Children’s Experience with Parental Employment Insecurity and Family Income Inequality
As Americans continue to struggle through the greatest economic downturn since the Great Depression, this report documents the high levels of parental employment insecurity and family income inequality that children in middle-class and lower-income families are experiencing. Such factors can have a negative impact on children’s well-being and undermine their prospects for success in school and for later economic success as adults.
This report focuses on the years from 2000, when family income reached its historic peak, through March 2015 to analyze children’s experiences with trends in parental employment insecurity and family income inequality. Findings compare children in middle-income, lower- middle-income, and the lowest-income families to children in the highest-income families. Results were calculated from the Current Population Survey (CPS), which is conducted by the U.S. Census Bureau and the U.S. Bureau of Labor Statistics (see Appendix A).
A new Index of Parental Employment Insecurity that captures more fully the nature and extent of employment insecurity than the current official monthly unemployment rate metric is presented in this report. This more comprehensive indicator reflects the extent to which children experience a situation where a parent wanted to work or wanted more work during the preceding 15 months. The report also presents new results regarding income trends for children across the economic spectrum that portray the sharp increases in economic inequality which they have experienced since 2000.

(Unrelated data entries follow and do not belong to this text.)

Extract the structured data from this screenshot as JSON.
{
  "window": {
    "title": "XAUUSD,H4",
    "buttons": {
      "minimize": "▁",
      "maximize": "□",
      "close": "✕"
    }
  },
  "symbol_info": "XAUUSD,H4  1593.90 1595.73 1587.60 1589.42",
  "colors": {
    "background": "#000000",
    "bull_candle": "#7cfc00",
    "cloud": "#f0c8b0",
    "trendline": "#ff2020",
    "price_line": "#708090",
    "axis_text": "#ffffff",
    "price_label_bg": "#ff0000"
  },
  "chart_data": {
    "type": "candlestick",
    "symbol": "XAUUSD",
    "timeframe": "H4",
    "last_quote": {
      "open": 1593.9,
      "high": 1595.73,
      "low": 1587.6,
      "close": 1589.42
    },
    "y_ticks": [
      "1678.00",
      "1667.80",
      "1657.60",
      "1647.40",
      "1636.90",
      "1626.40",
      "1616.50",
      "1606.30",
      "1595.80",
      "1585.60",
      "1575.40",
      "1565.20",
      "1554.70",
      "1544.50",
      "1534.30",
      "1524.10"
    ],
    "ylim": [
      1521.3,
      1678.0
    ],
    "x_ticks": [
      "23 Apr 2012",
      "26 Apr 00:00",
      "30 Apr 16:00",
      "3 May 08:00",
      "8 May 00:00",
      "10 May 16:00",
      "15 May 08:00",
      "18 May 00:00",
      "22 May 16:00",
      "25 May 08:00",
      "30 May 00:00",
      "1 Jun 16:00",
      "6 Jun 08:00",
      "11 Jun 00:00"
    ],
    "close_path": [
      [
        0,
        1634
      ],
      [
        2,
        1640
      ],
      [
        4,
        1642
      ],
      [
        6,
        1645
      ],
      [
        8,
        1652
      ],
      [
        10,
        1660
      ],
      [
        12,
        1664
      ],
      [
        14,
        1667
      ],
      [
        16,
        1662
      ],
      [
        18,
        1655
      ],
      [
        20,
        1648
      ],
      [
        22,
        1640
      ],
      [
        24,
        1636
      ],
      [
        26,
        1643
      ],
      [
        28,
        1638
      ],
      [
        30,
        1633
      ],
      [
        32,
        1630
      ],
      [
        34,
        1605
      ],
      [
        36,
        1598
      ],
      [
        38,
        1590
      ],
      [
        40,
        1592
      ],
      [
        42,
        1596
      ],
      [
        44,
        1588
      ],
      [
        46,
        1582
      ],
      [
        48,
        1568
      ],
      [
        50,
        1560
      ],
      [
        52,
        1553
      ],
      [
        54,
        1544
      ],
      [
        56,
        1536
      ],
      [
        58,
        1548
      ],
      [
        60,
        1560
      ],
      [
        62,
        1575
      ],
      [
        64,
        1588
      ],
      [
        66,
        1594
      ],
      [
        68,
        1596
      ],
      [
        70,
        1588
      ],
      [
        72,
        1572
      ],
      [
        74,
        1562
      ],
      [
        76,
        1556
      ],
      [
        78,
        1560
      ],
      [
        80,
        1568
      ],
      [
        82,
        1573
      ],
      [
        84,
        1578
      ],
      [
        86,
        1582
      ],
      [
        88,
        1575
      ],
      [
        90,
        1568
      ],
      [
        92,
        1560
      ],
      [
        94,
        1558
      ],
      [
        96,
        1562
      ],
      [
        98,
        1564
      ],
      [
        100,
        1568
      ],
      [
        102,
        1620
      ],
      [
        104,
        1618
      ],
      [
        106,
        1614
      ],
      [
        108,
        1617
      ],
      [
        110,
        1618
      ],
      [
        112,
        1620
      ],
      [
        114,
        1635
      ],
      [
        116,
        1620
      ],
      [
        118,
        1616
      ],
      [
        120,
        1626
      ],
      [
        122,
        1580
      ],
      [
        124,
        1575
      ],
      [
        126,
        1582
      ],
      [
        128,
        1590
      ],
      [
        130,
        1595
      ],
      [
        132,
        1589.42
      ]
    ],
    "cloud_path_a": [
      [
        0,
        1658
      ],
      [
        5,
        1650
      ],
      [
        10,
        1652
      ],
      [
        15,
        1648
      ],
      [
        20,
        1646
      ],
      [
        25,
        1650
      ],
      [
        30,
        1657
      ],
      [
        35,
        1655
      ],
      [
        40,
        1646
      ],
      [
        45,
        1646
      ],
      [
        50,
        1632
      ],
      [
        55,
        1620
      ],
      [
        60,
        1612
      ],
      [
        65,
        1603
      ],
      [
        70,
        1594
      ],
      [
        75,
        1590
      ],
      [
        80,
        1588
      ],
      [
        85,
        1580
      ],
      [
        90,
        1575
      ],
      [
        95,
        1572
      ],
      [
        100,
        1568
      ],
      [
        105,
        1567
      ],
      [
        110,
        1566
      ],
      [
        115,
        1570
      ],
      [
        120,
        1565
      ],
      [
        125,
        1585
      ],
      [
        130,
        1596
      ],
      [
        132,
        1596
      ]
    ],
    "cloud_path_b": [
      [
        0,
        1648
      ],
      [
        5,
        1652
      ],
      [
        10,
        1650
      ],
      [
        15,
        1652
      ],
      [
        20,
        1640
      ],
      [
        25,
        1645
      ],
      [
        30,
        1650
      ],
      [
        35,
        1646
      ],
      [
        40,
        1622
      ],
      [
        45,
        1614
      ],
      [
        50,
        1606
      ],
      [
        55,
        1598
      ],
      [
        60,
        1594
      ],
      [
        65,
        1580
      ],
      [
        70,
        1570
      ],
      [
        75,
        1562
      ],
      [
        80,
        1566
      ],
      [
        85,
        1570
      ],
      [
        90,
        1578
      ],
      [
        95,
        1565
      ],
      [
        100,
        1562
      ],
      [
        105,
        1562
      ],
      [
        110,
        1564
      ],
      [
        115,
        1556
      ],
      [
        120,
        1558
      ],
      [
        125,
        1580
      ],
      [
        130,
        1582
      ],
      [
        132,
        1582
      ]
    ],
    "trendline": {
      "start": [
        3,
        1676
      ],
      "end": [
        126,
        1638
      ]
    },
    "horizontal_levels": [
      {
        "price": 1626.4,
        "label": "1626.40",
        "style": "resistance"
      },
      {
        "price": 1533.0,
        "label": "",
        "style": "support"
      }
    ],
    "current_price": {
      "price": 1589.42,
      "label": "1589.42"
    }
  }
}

Source: Foundation for Child Development (2017). Children’s Experience with Parental Employment Insecurity and Family Income Inequality.